Look below. Copy each line that has "Default" in it.

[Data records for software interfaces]
========================================

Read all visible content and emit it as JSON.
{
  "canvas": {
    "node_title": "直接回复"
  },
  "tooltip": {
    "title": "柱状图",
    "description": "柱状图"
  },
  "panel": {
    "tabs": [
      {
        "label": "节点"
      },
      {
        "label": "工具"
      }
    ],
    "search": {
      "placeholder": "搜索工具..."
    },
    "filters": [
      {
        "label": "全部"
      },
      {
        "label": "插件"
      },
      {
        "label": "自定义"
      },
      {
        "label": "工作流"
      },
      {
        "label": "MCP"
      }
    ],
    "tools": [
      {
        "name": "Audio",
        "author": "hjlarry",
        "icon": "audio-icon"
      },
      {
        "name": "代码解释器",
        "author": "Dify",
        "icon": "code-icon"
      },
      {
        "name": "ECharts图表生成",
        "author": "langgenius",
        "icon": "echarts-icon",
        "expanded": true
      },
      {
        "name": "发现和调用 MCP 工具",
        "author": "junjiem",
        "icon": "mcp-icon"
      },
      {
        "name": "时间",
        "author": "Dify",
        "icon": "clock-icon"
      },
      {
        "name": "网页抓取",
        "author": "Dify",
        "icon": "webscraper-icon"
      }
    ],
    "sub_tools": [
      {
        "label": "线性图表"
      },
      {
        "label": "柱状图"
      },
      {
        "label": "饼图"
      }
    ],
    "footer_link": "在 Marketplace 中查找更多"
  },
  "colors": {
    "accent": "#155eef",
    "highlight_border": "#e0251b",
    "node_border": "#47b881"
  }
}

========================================

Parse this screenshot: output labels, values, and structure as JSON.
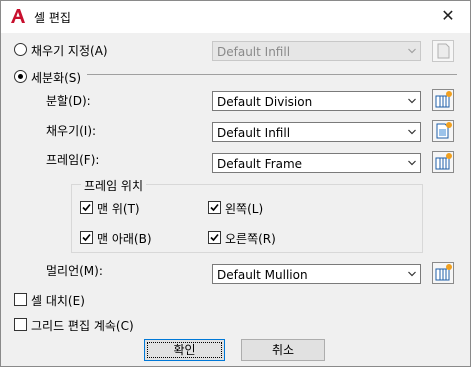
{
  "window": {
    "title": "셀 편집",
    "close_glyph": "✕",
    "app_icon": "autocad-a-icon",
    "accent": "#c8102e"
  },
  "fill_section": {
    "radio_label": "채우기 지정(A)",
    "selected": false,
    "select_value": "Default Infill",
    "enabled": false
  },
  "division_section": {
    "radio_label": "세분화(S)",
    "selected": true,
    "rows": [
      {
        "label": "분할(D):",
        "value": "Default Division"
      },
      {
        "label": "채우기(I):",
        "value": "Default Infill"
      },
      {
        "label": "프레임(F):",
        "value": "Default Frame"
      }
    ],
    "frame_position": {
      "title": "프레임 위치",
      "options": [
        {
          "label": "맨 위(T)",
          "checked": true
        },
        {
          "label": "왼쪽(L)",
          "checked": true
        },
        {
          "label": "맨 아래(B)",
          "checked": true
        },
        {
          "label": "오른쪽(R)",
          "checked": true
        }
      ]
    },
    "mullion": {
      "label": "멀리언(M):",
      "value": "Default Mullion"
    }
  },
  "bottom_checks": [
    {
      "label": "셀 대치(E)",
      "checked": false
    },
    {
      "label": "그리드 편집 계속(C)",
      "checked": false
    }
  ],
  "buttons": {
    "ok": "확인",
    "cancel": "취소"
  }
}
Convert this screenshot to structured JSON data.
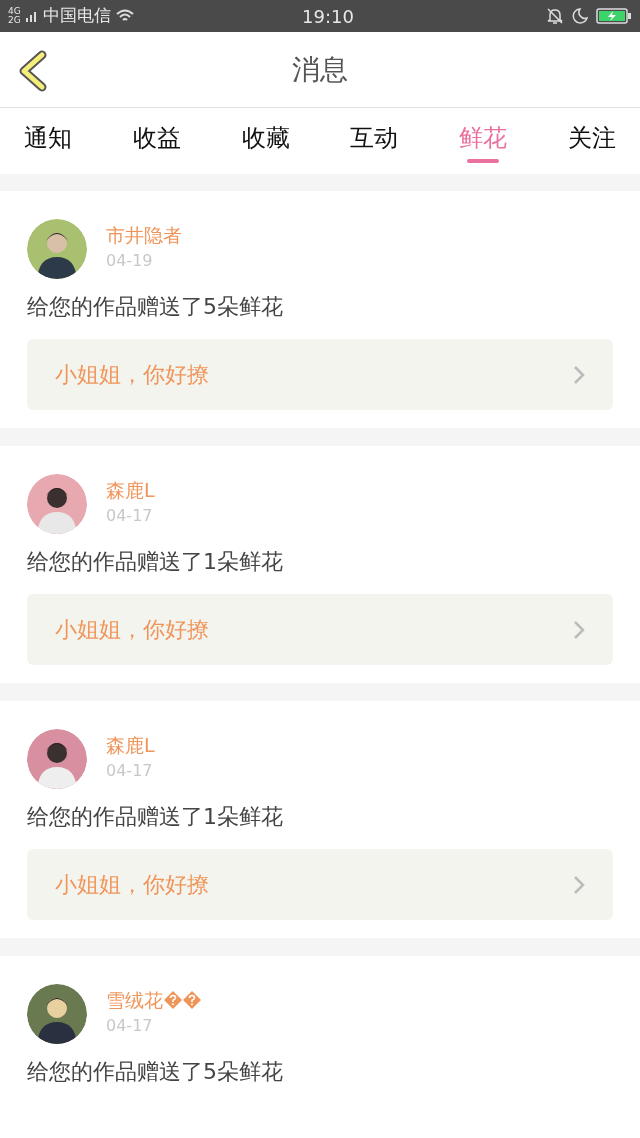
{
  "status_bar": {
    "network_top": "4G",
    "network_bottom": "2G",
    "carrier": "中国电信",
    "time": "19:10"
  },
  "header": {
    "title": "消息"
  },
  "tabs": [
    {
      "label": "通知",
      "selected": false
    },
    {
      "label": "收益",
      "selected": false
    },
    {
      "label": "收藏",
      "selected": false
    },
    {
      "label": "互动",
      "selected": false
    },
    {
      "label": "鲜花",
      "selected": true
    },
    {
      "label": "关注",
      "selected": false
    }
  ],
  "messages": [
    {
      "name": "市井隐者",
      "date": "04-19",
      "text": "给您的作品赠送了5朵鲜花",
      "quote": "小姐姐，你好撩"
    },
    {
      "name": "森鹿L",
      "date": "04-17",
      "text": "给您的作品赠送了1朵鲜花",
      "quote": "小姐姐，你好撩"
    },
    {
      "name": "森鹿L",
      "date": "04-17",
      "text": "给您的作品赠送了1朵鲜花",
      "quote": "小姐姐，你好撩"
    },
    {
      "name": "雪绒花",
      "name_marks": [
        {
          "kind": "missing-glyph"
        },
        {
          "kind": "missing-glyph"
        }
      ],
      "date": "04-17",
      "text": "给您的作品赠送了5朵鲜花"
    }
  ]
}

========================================

### ANSWER BOX
    "select_value": "Default Infill",
        "value": "Default Division"
        "value": "Default Infill"
        "value": "Default Frame"
      "value": "Default Mullion"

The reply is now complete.